“Circle of Fourths,” the final number which traverses all the musical keys in less than two minutes, slyly suggests an analogy between Shakespeare and Ellington himself. If Shakespeare was renowned for his universal poetic facility, his ability to mime any verbal idiom, so too Ellington demonstrates his ability to think in any musical key and freely, deftly move between them.2 Ellington’s sophistication and craft in the arrangements thoroughly rejects the notion that transposing Shakespeare into an African-American idiom leads only to travesty.
The suite’s title, Such Sweet Thunder, makes the point forcefully and wittily. The phrase is taken from Hippolyta’s description of Hercules’ baying dogs in A Midsummer Night’s Dream (4.1.111–5):
…never did I hear

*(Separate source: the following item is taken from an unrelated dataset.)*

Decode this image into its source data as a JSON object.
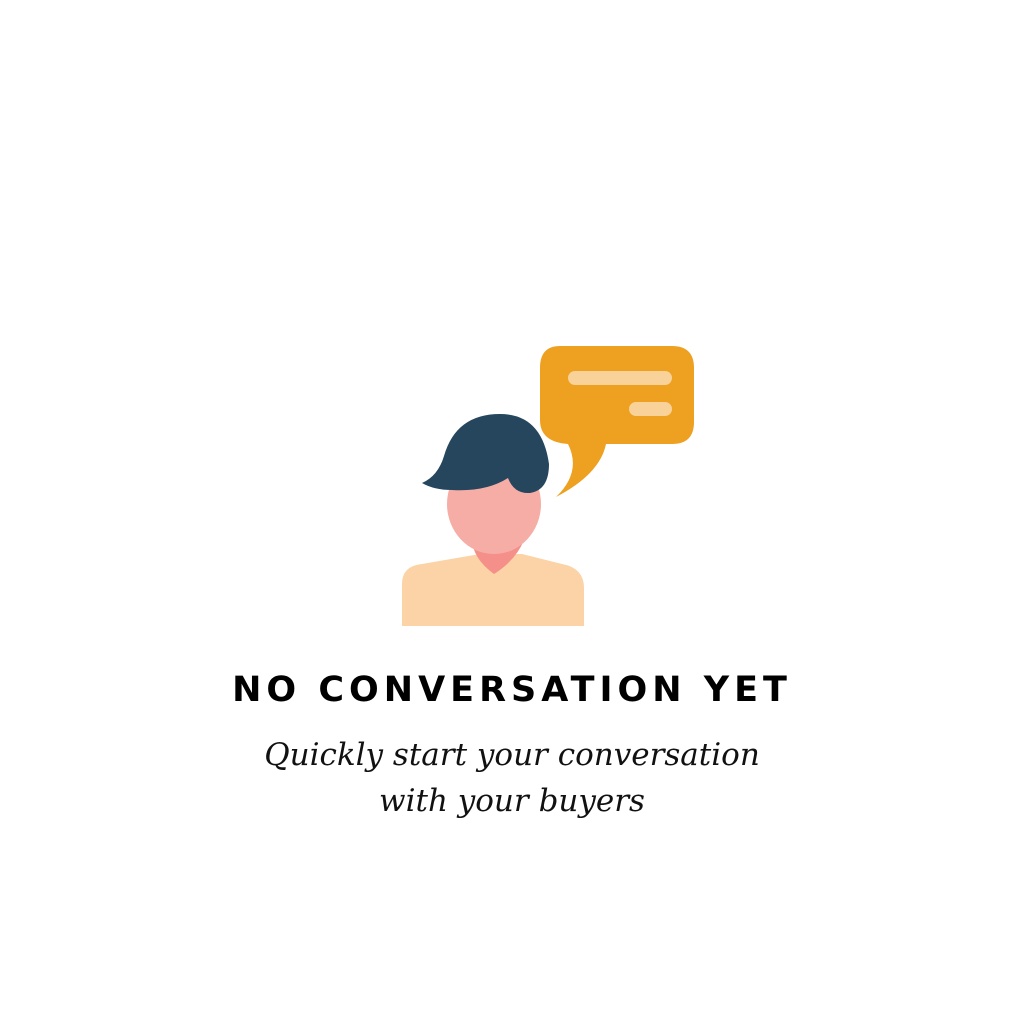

Such gallant chiding: for, besides the groves,
The skies, the fountains, every region near
Seem’d all one mutual cry: I never heard
So musical a discord, such sweet thunder.
This phrase acknowledges the historically denigrated status of African-American music, the idea that jazz was mere “discord”—Ellington’s early jazz was originally dismissed as “jungle music.” But the phrase also asserts the possibility that such “thunder” could be labeled “sweet,” the adjective most often applied to Shakespeare’s style. It is telling, then, that the title “Such Sweet Thunder” is used both for the entire suite and for the opening number in which Othello, a black man like Ellington, tells “the sweet and swinging, very convincing story” of his life with which he wooed Desdemona, a story so compelling that, Ellington notes with pride, the Venetian Duke declares “if Othello had said this to his daughter, she would have gone for it too.”3
- For biographical details, see John Edward Hasse, Beyond Category: The Life and Genius of Duke Ellington (New York: Da Capo, 1993), as well as Ken Vail’s comprehensive Duke’s Diary: The Life of Duke Ellington, 1950–1974 (Lanham, MD: Scarecrow Press, 2002), esp. 103–13.
- For a detailed musical analysis, see Stephen M. Buhler’s “Form and Character in Duke Ellington’s and Billy Strayhorn’s Such Sweet Thunder,” in Borrowers and Lenders 1.1 (2005), at http://atropos.english.uga.edu/cocoon/borrowers/request?id=118083
- This quotation and other details about the suite are taken from Irving Townshend’s liner notes for Such Sweet Thunder, Columbia Legacy CK 65568 (1957).